Description of the task> Look for the word "Assays" in the entries and copy each line where it appears.

--- Data records ---

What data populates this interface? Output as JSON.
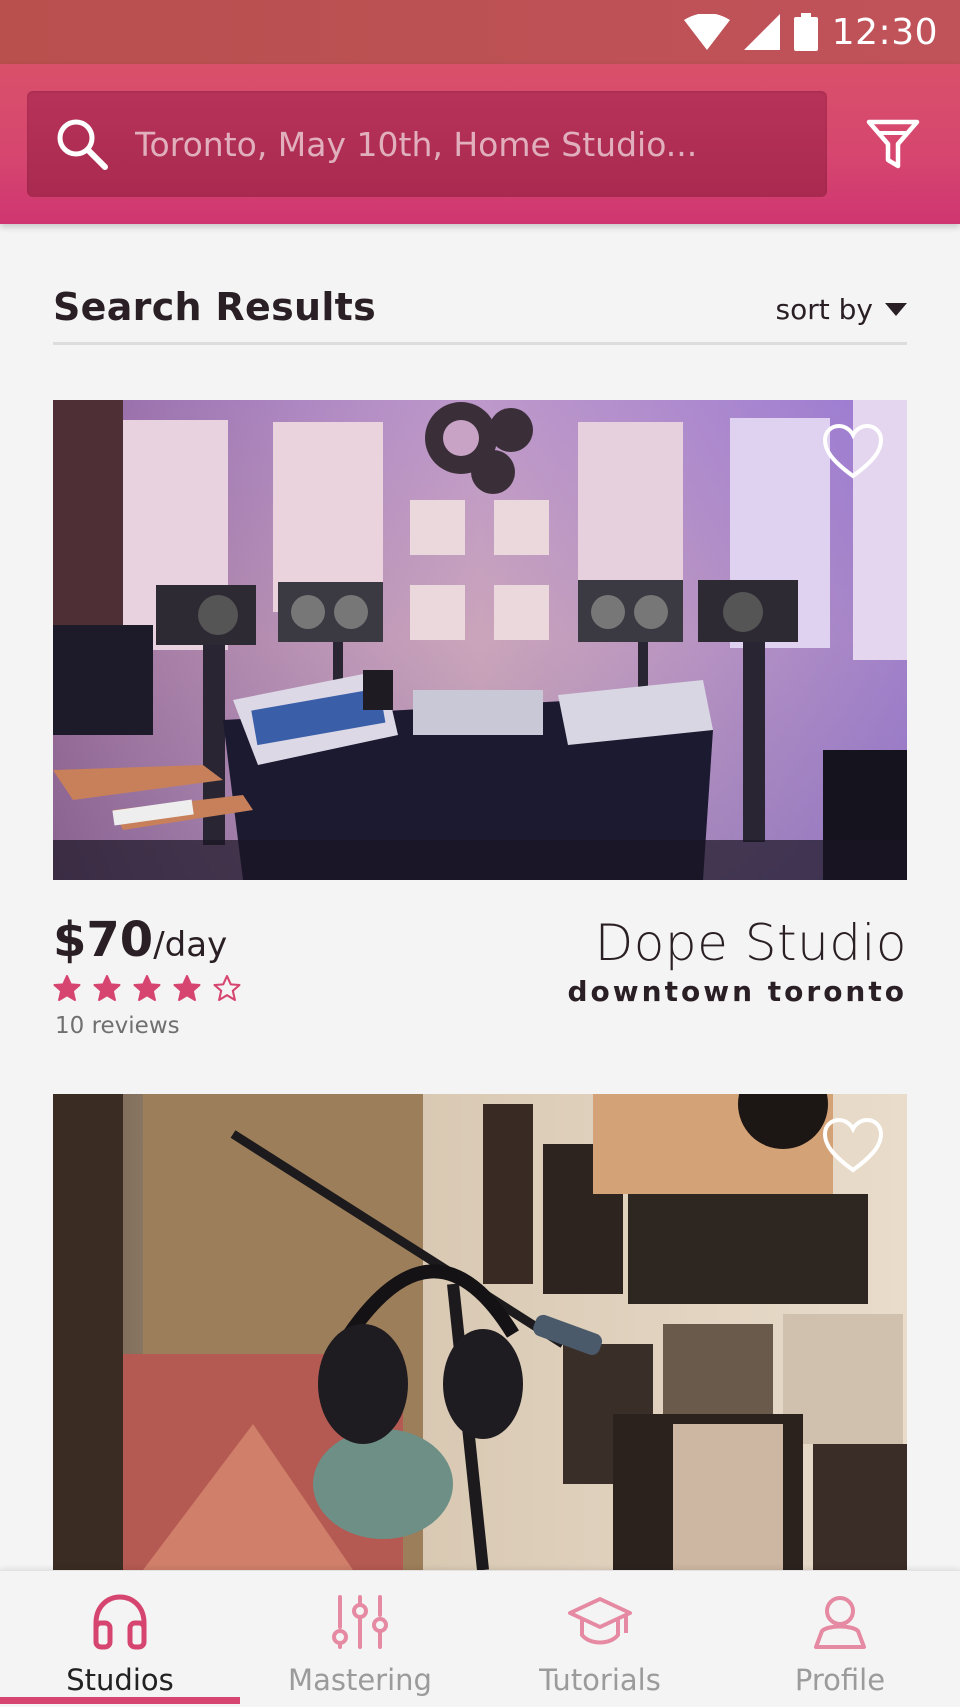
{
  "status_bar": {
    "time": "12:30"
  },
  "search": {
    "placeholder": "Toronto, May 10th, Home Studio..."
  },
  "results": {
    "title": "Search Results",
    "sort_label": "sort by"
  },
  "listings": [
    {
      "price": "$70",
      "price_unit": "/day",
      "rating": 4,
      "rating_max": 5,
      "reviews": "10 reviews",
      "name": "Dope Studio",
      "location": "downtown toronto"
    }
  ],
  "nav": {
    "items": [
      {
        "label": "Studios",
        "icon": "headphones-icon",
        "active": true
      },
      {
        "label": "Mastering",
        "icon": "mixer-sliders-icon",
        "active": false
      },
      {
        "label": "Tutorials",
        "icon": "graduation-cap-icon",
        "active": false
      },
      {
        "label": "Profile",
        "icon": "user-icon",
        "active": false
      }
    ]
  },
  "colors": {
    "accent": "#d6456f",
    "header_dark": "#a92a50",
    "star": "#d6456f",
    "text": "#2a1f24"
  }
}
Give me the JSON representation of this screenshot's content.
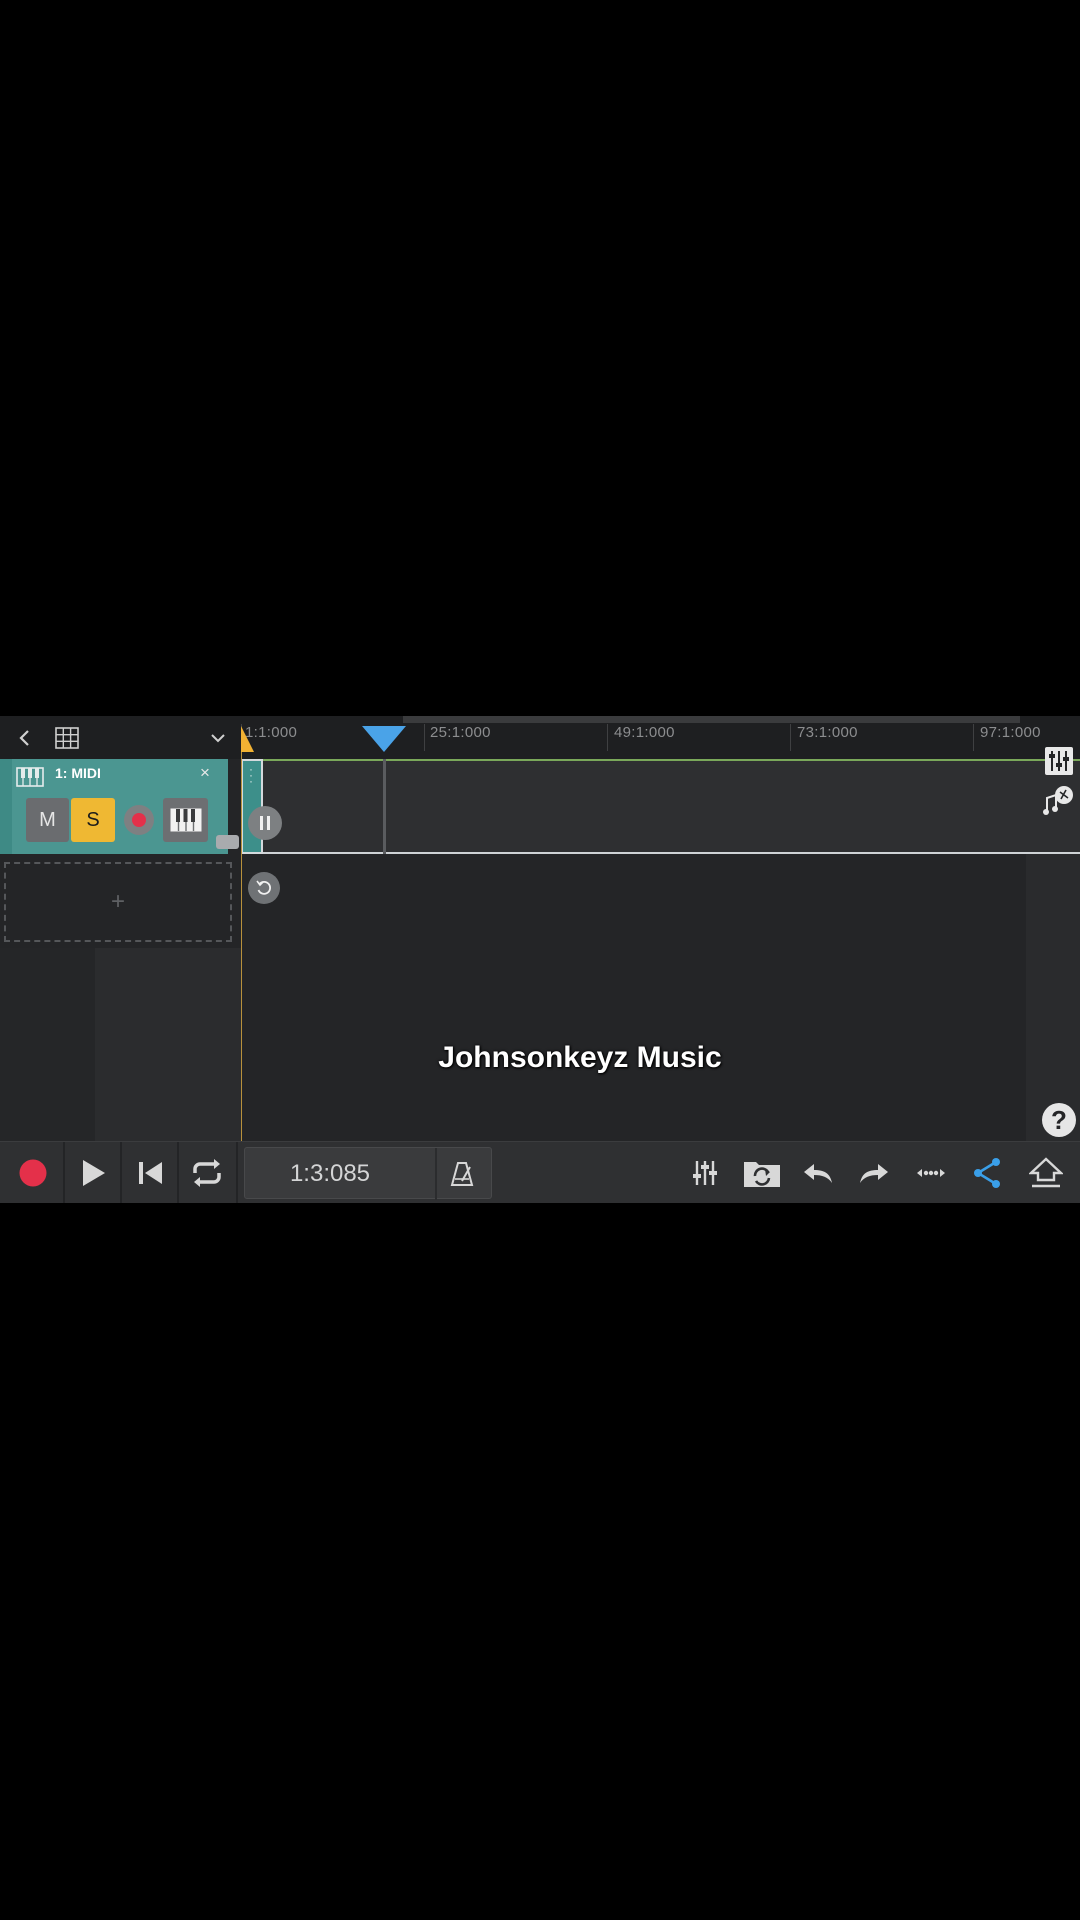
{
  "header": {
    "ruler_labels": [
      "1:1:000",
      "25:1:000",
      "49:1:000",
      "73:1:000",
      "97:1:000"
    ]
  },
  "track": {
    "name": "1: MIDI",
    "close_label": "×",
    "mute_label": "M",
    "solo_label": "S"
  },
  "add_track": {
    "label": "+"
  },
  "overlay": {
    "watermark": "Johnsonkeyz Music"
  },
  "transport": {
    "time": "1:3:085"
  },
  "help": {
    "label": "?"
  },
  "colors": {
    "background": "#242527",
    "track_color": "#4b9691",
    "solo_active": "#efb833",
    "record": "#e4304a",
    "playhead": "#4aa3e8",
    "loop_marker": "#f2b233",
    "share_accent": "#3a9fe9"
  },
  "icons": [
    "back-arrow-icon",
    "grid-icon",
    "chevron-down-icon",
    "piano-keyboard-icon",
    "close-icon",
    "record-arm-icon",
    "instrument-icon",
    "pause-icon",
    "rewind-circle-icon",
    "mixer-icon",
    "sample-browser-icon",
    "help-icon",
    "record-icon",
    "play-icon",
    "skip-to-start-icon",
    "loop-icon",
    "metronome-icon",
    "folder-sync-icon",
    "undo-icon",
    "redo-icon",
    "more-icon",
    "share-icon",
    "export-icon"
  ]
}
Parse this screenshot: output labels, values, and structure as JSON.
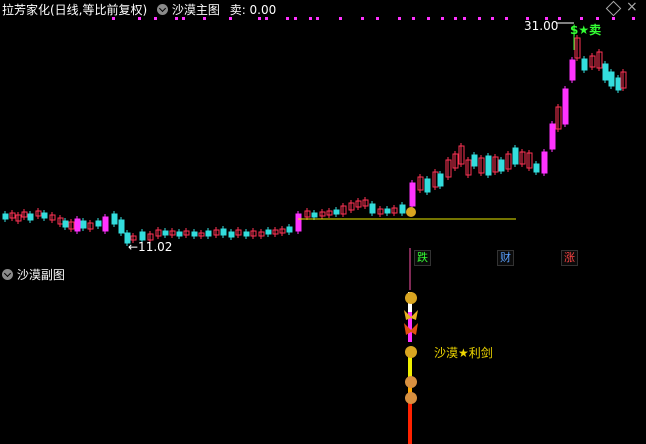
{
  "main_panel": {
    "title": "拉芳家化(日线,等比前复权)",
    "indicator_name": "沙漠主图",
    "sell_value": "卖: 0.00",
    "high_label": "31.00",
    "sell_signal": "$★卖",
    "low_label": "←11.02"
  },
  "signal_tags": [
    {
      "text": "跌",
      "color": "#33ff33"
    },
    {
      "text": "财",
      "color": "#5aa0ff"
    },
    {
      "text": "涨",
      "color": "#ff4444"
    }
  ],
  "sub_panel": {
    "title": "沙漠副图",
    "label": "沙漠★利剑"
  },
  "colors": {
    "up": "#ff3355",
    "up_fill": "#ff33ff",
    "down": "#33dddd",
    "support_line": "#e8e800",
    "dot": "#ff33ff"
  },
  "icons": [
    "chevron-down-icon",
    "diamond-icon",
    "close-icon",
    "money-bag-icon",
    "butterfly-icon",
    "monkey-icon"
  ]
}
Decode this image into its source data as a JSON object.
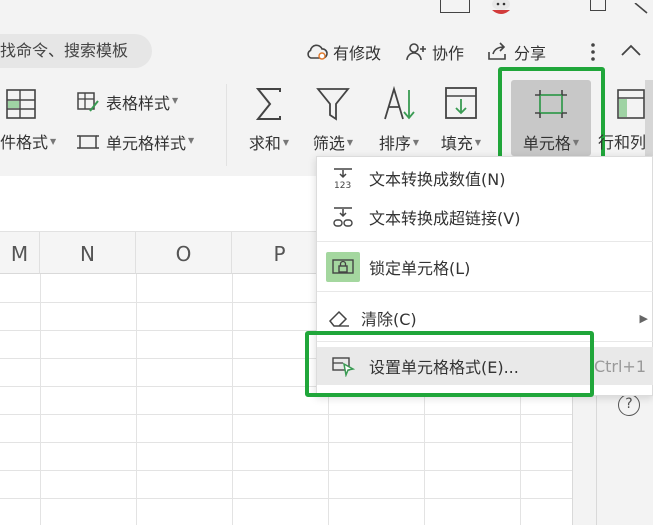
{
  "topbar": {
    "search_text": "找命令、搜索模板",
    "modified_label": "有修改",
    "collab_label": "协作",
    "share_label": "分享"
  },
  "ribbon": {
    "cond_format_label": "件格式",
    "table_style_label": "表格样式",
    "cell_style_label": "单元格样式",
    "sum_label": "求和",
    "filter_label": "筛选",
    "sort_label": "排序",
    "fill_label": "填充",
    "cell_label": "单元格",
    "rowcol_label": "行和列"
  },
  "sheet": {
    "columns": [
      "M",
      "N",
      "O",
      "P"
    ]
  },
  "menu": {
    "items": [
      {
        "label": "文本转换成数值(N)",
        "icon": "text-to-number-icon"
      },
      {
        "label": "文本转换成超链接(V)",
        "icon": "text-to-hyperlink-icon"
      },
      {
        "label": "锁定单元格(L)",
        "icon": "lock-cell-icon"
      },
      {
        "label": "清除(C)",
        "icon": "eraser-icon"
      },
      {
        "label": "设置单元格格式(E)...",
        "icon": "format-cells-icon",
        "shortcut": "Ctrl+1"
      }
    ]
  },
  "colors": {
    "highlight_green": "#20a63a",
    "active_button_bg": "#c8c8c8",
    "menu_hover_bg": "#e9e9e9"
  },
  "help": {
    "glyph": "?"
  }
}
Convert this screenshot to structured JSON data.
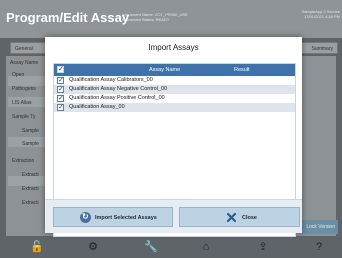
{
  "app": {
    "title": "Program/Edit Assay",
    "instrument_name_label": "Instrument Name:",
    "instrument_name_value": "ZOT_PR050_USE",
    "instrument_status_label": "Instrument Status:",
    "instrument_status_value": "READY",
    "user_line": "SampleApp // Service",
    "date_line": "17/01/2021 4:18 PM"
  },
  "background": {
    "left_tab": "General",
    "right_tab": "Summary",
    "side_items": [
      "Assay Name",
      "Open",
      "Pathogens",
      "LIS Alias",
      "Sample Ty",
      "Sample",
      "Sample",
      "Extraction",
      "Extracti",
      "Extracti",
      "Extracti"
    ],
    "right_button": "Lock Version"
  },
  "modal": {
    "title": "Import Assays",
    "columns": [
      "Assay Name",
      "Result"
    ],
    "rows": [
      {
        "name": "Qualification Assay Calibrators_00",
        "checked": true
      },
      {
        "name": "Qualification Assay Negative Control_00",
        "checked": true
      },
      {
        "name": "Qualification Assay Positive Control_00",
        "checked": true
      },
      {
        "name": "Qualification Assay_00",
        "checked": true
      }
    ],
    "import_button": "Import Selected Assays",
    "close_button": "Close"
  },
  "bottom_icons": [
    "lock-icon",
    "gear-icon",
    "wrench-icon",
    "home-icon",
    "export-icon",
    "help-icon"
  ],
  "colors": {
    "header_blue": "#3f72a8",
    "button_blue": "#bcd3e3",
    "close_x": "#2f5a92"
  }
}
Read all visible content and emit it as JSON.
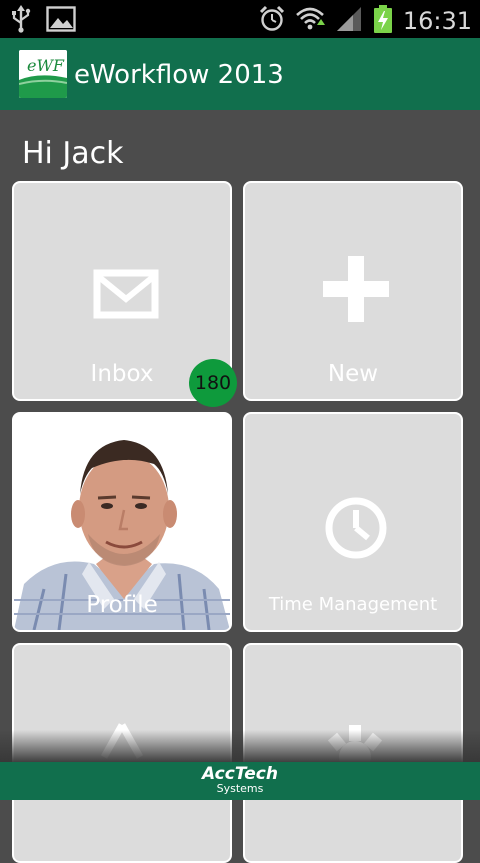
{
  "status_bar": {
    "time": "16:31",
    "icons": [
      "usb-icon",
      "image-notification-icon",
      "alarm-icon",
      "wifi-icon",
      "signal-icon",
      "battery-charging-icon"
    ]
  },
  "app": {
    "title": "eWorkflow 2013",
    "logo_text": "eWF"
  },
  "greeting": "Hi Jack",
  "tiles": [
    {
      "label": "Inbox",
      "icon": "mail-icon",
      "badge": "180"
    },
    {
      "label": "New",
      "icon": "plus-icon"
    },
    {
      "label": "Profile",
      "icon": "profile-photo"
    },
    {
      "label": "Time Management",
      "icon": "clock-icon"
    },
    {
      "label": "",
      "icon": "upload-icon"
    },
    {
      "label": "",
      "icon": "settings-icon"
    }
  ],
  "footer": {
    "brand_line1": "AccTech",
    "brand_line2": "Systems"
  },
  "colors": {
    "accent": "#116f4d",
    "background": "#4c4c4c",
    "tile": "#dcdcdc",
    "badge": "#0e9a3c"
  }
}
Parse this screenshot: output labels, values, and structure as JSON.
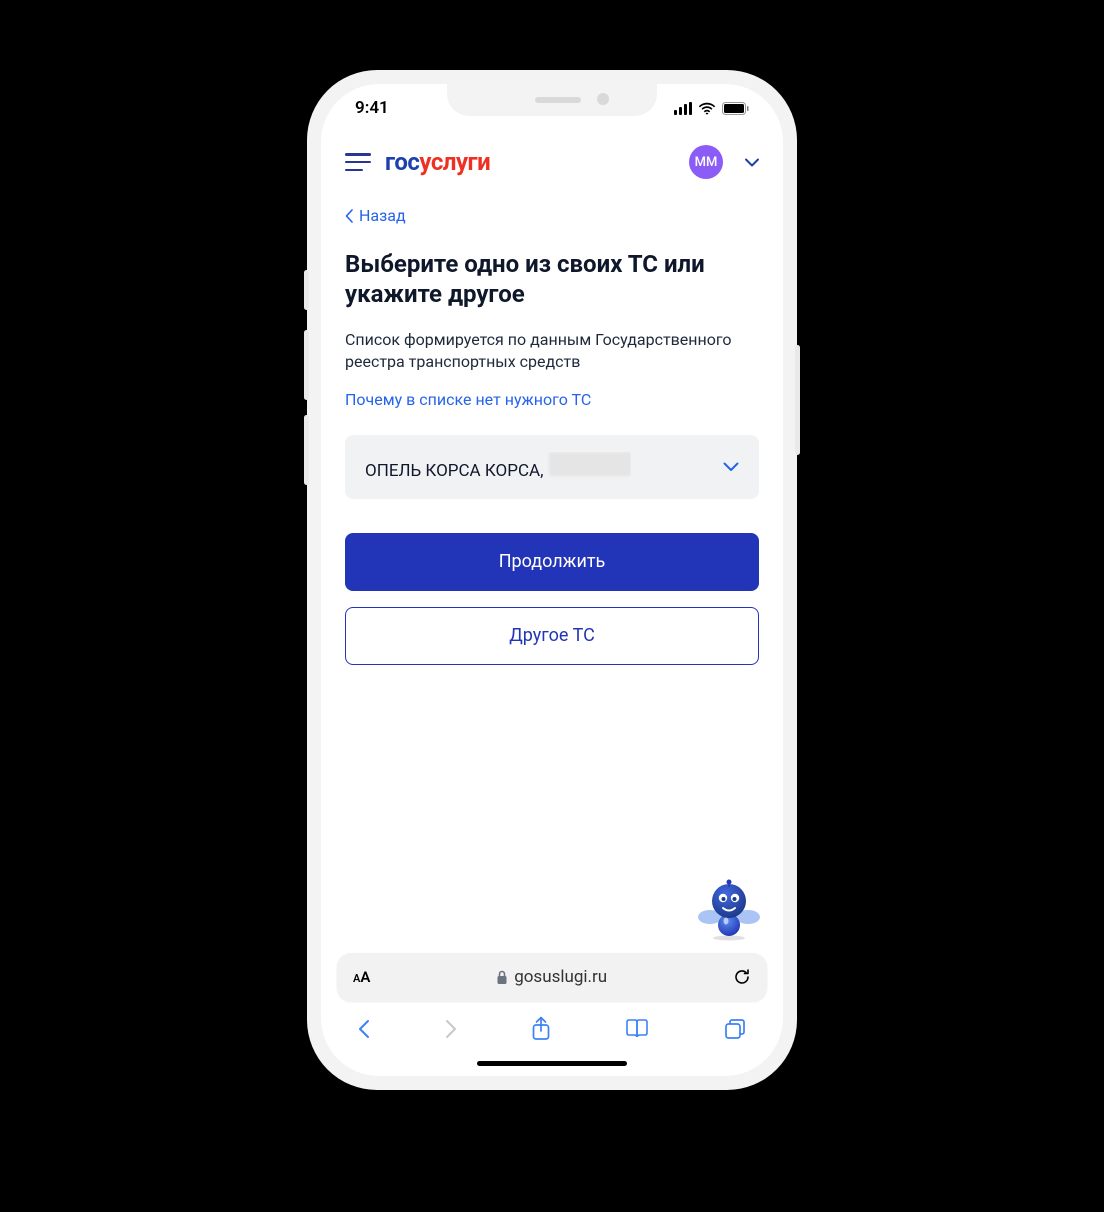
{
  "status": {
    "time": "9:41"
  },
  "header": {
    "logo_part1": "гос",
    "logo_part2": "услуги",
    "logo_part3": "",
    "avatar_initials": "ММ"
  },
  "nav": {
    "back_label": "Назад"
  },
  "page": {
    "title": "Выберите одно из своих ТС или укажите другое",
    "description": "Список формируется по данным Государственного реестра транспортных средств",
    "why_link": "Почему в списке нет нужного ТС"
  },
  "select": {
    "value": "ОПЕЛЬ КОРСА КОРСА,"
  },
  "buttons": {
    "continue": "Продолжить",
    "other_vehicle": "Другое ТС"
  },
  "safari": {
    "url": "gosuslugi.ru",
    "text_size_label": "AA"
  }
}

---

Solution to the problem>
    "title": "Import Assays",
    "import_button": "Import Selected Assays",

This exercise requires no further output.